In keeping with the theme “20 Questions,” each performance will answer a thought-provoking question. Student performers include Micah Bynum, senior communications major from Honolulu, Hawaii, and Chelsea Johnson, senior marketing major from Sugar Land. Wes Robbins, junior sociology major from Houston, along with Aaron Cervantes, sophomore management major from McAllen, will perform an original song with vocals and guitar.
Dr. Lauren Lemley, director of TEDxACU, said she asked Revolution Strings to participate as a way of involving the Abilene community, which is one of the goals of TEDxACU.
“They’re presenting something in a new and innovative way,” Lemley said. “They’re really changing perceptions of instrumental stringed music.”
Revolution Strings, made up of students from Abilene and Cooper High Schools, combines jazz, Celtic, country and other styles in their music, according to its website. The group includes 12 violinists, three violists, a guitarist, and two cellists.
Robbins said when he was a senior in high school he used to watch TED talks all the time.
“I realized that was the real learning that I wanted to do,” Robbins said.
Now he will participate in the international non-profit’s local event.
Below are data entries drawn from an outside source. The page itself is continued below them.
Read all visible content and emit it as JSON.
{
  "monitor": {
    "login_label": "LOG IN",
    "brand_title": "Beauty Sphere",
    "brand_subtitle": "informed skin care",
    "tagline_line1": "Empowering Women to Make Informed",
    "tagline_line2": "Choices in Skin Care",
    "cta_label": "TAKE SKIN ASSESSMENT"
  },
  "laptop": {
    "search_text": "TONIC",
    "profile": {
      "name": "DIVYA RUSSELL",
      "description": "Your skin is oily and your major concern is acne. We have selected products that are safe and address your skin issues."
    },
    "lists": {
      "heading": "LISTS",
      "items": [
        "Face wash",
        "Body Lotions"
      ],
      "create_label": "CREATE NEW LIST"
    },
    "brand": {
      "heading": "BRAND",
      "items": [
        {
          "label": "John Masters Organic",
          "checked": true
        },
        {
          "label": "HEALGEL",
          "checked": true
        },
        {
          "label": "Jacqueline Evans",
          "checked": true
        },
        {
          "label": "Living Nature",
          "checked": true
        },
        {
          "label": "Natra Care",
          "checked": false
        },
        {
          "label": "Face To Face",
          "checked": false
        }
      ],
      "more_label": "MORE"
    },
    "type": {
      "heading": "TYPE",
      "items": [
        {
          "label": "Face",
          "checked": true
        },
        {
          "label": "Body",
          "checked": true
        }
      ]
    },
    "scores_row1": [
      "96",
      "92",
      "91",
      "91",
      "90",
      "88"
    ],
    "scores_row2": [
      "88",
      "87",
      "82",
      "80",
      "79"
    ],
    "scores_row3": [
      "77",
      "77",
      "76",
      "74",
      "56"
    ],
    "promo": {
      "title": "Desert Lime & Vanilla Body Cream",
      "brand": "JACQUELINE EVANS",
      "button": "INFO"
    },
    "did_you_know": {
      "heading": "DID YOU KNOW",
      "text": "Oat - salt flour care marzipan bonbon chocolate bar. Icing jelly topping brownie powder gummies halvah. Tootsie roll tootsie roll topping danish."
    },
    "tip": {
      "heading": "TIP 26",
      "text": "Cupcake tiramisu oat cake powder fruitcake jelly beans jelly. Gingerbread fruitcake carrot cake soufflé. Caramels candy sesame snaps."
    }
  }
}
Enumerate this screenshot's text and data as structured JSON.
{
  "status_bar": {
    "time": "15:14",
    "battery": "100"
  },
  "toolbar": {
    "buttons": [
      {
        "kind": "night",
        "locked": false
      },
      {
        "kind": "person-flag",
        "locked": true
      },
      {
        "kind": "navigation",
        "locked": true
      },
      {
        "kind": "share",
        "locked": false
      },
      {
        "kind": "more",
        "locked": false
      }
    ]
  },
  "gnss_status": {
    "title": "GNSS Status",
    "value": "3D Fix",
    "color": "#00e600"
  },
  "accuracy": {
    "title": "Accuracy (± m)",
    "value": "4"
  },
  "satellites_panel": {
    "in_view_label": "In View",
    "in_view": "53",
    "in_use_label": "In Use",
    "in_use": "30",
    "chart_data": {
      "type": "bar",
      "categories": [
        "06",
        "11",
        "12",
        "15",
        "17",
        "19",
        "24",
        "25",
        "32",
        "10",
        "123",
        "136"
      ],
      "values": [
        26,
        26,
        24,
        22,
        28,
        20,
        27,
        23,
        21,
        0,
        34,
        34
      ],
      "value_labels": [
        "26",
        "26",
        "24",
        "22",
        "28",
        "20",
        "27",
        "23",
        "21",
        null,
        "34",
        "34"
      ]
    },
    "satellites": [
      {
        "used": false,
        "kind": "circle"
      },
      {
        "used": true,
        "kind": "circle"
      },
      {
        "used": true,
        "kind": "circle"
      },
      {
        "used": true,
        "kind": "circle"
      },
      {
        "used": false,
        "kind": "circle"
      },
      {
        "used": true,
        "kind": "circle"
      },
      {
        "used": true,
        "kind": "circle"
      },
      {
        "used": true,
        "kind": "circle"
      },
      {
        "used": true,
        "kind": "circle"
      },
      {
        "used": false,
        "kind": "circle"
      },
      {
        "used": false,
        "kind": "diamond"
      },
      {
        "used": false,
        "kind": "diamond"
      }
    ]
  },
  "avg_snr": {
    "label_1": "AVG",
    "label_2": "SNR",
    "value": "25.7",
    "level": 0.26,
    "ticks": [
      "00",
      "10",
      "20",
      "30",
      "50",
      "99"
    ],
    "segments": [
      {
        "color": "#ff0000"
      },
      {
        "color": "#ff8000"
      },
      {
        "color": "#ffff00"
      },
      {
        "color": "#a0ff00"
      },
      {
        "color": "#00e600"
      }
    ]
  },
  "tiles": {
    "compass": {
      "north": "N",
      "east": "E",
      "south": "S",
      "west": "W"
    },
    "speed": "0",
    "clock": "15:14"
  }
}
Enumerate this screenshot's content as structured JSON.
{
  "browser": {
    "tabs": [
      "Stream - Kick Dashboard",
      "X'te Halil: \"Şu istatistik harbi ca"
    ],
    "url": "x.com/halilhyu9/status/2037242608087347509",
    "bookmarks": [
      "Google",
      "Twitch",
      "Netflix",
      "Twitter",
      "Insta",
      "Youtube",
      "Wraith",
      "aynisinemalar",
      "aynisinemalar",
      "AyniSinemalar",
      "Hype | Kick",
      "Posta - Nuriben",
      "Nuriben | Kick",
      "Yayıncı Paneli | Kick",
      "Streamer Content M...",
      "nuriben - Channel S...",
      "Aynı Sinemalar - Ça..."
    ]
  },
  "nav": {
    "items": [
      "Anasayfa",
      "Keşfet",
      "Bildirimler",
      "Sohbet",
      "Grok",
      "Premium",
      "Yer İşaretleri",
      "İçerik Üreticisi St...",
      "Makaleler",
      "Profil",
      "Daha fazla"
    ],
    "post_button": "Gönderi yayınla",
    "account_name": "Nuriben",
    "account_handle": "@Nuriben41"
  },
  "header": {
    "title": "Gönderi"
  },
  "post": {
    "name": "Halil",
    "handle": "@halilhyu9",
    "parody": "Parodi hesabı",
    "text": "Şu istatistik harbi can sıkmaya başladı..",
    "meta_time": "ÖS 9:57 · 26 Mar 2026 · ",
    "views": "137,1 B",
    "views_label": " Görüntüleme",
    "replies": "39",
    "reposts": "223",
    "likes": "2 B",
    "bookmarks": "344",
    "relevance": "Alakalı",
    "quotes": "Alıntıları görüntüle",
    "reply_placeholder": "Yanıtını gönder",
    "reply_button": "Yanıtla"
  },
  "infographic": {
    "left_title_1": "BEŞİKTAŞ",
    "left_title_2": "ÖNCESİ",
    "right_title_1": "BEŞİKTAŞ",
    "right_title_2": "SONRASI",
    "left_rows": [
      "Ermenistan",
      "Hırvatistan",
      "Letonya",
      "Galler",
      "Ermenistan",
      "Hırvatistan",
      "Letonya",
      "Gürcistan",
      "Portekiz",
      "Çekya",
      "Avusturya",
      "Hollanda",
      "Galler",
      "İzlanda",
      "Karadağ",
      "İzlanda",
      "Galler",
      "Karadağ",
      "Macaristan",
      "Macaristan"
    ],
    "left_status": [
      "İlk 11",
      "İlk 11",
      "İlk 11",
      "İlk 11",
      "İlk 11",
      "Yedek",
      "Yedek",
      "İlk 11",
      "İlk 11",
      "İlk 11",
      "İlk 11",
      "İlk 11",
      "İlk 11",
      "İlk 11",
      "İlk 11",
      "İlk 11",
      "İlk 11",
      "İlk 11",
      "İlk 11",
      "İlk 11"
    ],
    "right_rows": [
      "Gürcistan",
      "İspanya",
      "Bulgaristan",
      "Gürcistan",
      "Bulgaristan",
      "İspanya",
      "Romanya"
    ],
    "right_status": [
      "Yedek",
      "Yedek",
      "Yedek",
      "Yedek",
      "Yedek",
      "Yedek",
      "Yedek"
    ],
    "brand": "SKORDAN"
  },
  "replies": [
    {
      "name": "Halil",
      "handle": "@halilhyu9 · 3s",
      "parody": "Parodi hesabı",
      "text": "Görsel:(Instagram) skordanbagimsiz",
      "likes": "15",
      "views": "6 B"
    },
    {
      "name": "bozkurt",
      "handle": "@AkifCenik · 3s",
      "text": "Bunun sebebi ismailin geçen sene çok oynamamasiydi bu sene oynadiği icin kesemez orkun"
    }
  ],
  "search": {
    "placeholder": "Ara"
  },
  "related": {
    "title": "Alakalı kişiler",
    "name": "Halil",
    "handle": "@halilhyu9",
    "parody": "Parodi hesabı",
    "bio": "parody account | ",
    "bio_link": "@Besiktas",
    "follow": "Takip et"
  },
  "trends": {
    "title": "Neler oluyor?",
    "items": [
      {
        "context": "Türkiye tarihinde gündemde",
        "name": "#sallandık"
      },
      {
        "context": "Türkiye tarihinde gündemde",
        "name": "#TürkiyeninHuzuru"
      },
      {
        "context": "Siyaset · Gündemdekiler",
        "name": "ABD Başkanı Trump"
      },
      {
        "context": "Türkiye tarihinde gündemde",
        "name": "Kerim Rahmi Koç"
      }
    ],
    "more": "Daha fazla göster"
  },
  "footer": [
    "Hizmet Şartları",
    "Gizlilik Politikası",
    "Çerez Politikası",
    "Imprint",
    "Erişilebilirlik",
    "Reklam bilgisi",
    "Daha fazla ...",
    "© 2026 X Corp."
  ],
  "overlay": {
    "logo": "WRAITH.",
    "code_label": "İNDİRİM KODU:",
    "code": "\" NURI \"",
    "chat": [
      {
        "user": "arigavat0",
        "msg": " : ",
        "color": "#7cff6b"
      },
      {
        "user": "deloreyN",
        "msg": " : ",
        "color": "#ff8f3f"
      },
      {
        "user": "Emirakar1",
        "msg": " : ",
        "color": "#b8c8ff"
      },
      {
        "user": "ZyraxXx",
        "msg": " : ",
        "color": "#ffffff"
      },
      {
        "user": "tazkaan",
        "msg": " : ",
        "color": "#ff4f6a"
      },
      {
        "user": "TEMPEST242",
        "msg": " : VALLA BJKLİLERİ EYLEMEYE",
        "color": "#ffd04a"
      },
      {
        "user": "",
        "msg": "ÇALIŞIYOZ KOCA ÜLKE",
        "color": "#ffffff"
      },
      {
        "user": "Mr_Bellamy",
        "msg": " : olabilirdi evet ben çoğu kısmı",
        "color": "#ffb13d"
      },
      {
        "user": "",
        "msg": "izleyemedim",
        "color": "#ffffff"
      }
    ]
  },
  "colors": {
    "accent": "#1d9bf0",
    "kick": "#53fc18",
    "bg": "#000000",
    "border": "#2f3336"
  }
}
TED, which stands for technology, entertainment and design, has national and international events, but any event titled TEDx is a locally organized event.
“How cool is it that I’m able to connect with TED in this way?”Robbins said.
Because he doesn’t write songs often, Robbins said TEDxACU will give him good motivation to write a song. The song is about wrestling with uncertainty.
“Everyone wants to have somewhere to stand, some sort of solid ground,” Robbins said. “What are we holding onto too tightly that we need to reexamine or let go of? At it’s core the idea behind the song is that we shouldn’t fear uncertainty and we should live more hands-open.”
Robbins said he was inspired by M. Scott Peck, author and psychologist, who said, “If we know exactly where we’re going, exactly how to get there, and exactly what we’ll see along the way, we won’t ever learn anything.”
Robbins and Cervantes play in a singer/songwriter style, influenced by acoustic and folk music. Robbins said this is an opportunity for him to get his music recorded, since every TEDxACU performance and talk will be recorded. He said he plans to use this video when people ask for recordings of his music.
TEDxACU student ambassadors will sell tickets in the campus center after chapel until they are sold out. Tickets are $35 for students. The event will take place Saturday Feb. 27 in Fulks Theatre.
When attendees register for a ticket, they are required to put down three words that describe them. These words will be printed on their nametags as a conversation-starter.
Another unique element of this year’s TEDxACU is virtual reality from Google Cardboard. TEDxACU will provide cardboard cutouts so that audience members can make their own virtual reality platforms. Once it’s completed, they can download apps and insert their phones into the platform to get 360 visuals.
Lemley said this activity, called an Activation, will provide audience members with a way of applying thought-provoking ideas.